Let’s look at the leads first so we can get an idea of what kind of data we have to work with:


The three highlighted columns will be used to score the lead. They’ll get 1 point if they’ve viewed our page >20 times, 1 if their industry is Manufacturing, and 1 if they have an immediate need, for up to 3 possible points.

Now we know what we’re working with, so it’s time to build a formula. We’ll use an IF statement to generate either a 1 or a 0 for each of those, then add them all up. The first IF formula would look something like this:


What this is saying is “If the Views number is greater than 20, return the number 1; otherwise, return the number 0”. In the first row, this would return 1. The other statements would be:




Notice the quotes around these fields - any time we’re using text, we have to make sure to use quotes, or the formatter will get confused. 

The last thing to do is to add them all up. This is easy enough - just put a “+” between each IF formula. At the end of the day, we get something like this:


If we were to run that exact formula, we would get a result of “1”. Now all we need to do is pass that back to Google Sheets in an Update Row action. If we run this on both rows, we get the following result:


So rather than using up to 6 formatters for this, we can get it all done in one! And this one step can handle as many criteria as needed - you can just keep adding IF formulas to the end. 

Wrapping Up

I think this shows how flexible the Spreadsheet-Style formula is - it runs as many valid formulas as you put into it, meaning you can do a lot of interesting things. 

What kinds of formulas have you used?
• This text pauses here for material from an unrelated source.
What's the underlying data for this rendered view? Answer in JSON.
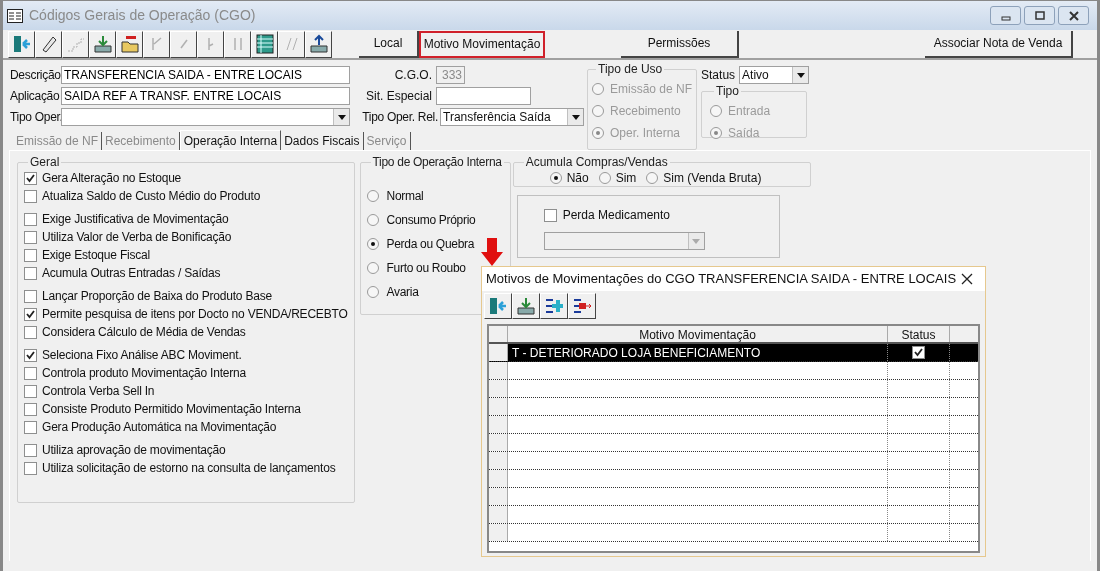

Let me know, I’m always interested in hearing about your cool formulas!

1 reply

SpreadsheetWeb Hub app can also be used as an alternative to include such complex spreadsheet calculations into Zapier automations too. It can be useful for cases that require more complex calculations with dependent cells that are easier to build and maintain in spreadsheets.